Are you having trouble with your Labrador peeing when they get excited? It can be frustrating and embarrassing, but don’t worry, I’ve got some helpful tips to help you address this issue. Teaching your dog to stop peeing when excited requires patience, consistency, and positive reinforcement.
How to Get Your Dog to Stop Peeing When Excited
When it comes to addressing your dog’s excitement peeing, the first step is to identify the triggers that lead to this behavior. Understanding what sets off your furry friend can help you develop effective strategies to manage and prevent these accidents.
Some common triggers for excitement peeing in dogs, including Labradors, may include:
- When your dog gets overly excited during greetings, such as when you or a visitor arrives home.
- In situations where there are multiple people greeting them simultaneously.
- Engaging in play sessions that involve high levels of energy and excitement.
- Intense play with other dogs or even certain toys can trigger excitement peeing.
- New Experiences:
- Being exposed to new environments, people, animals, or situations that create anticipation or anxiety.
- Training Sessions:
- Dogs who become excessively excited during training sessions may also experience excitement peeing as a result of the heightened stimulation.
Remember that each dog is unique and may have different triggers for their excitement peeing.
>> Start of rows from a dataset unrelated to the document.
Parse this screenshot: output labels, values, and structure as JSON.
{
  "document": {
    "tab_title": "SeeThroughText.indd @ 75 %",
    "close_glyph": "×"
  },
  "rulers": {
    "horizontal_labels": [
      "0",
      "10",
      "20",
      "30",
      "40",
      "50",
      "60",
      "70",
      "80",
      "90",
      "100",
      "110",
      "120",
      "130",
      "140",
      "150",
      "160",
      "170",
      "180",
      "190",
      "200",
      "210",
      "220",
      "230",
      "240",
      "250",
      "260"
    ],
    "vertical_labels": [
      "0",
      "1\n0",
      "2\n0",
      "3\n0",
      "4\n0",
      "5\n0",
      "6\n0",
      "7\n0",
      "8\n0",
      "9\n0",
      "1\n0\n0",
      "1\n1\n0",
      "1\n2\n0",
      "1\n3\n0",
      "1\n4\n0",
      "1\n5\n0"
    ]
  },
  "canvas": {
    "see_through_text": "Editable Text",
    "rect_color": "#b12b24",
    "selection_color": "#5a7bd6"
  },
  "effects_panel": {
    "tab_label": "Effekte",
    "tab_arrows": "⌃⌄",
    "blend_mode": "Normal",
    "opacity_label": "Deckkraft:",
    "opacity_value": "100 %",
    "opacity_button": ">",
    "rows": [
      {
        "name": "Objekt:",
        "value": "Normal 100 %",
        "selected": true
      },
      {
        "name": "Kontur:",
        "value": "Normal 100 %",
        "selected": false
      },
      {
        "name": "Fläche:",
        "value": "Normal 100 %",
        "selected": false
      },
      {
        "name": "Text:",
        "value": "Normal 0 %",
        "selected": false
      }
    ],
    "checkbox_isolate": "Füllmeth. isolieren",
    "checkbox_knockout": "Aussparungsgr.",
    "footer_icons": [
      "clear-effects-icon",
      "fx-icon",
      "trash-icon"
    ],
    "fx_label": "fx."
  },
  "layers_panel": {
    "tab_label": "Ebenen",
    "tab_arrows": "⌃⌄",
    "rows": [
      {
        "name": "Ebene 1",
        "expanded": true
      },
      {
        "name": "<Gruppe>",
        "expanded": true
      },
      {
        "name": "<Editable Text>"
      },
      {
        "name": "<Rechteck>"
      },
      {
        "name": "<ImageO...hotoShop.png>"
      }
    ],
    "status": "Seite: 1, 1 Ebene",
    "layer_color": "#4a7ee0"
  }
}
It’s essential to pay close attention to your Labrador’s behavior patterns to identify these specific situations accurately.
Recognizing Signs of Excitement Peeing
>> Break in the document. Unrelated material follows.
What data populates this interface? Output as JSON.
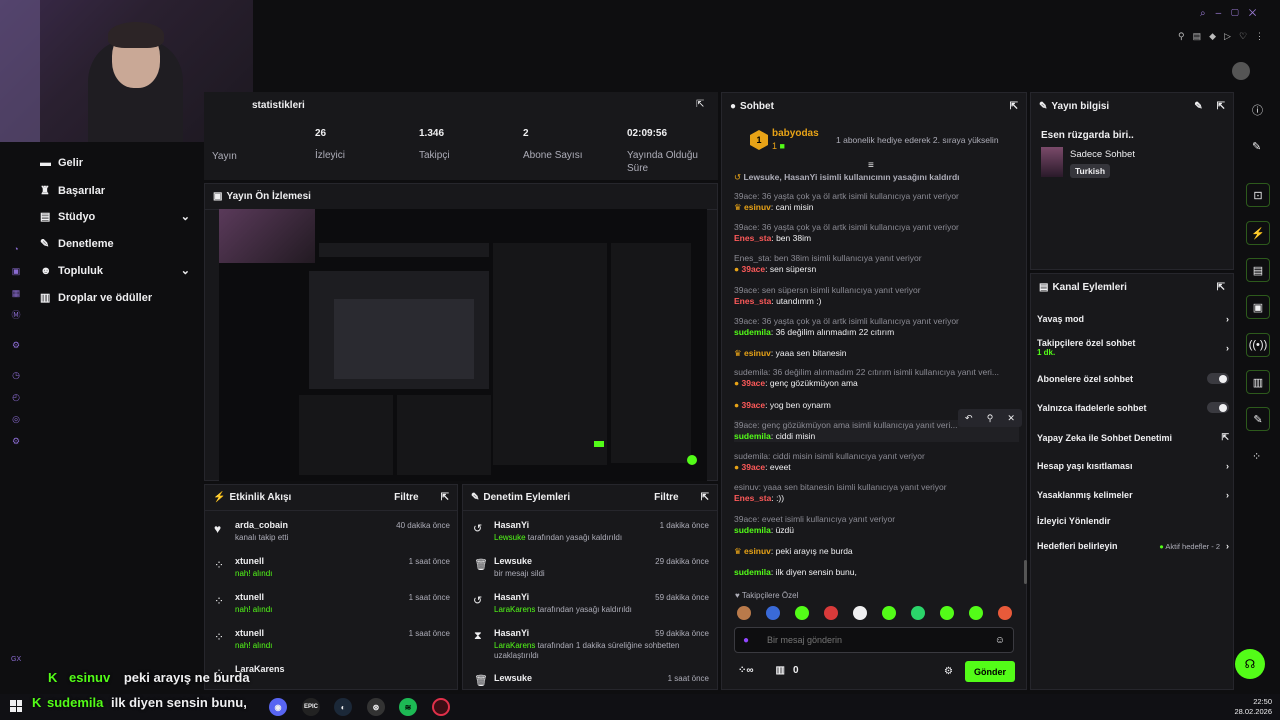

- Submissive Posture: Your dog may exhibit submissive behaviors like crouching down low or rolling onto their back when they’re feeling overwhelmed by excitement.
- Tail Wagging: While tail wagging is generally associated with happiness, an exaggerated wagging motion accompanied by small amounts of urine leakage can be a sign of excitement peeing.
- Licking Behavior: Excessive licking, particularly around the genital area, can indicate that your dog is experiencing excitement or submissive urination.
- Subtle Urine Leakage: Your Labrador may release small amounts of urine when excited, often during greetings or play sessions.
Creating a Calm Environment for Your Dog
- Maintain Consistency: Establish consistent routines for feeding, exercise, playtime, and bathroom breaks. Predictability can help reduce anxiety and overexcitement in your dog.
- Manage Greetings: When you or visitors arrive home, practice calm greetings by redirecting your Labrador’s attention to a toy or sitting calmly before offering physical affection.
- Positive Reinforcement Training: Utilize positive reinforcement techniques to teach your dog self-control during exciting situations. Reward calm behavior with treats and praise.
- Gradual Exposure to New Stimuli: Introduce new experiences gradually while providing reassurance and positive reinforcement along the way. This approach helps minimize anxiety-related excitement peeing.
Remember that addressing excitement peeing requires patience and understanding from both you and your furry companion. By identifying triggers, recognizing signs early on, and creating a calm environment, you’ll be well on your way to helping your Labrador overcome this behavior challenge.
Using Distractions and Redirecting Behavior
When it comes to helping your excited dog overcome the habit of peeing, distractions and redirecting behavior can be valuable tools in your training arsenal. By minimizing distractions, redirecting their focus with toys, and using signals to shift their attention, you’ll be on your way to resolving this issue. Let’s delve into each technique in more detail.
Using Signals to Redirect Attention
Training your dog to respond to specific signals or cues can redirect their attention away from excitement-induced peeing. Here’s how you can implement this technique:
- Establish a unique signal: Create a distinct visual or auditory cue, such as a hand gesture or a specific word, that signifies calmness and redirects their focus.
- Practice the signal consistently: Use the signal during low-stress situations initially and gradually introduce it during more exciting scenarios.
- Reinforce desired behavior: Reward your dog with treats and praise when they respond appropriately to the signal by remaining calm.
Over time, your Labrador will learn to associate the signal with redirecting their attention away from excitement and thus reduce instances of peeing.
Remember, training takes patience and consistency. With these techniques in mind, you’ll be well-equipped to guide your dog towards overcoming their habit of peeing when excited. Seeking Professional Help if Needed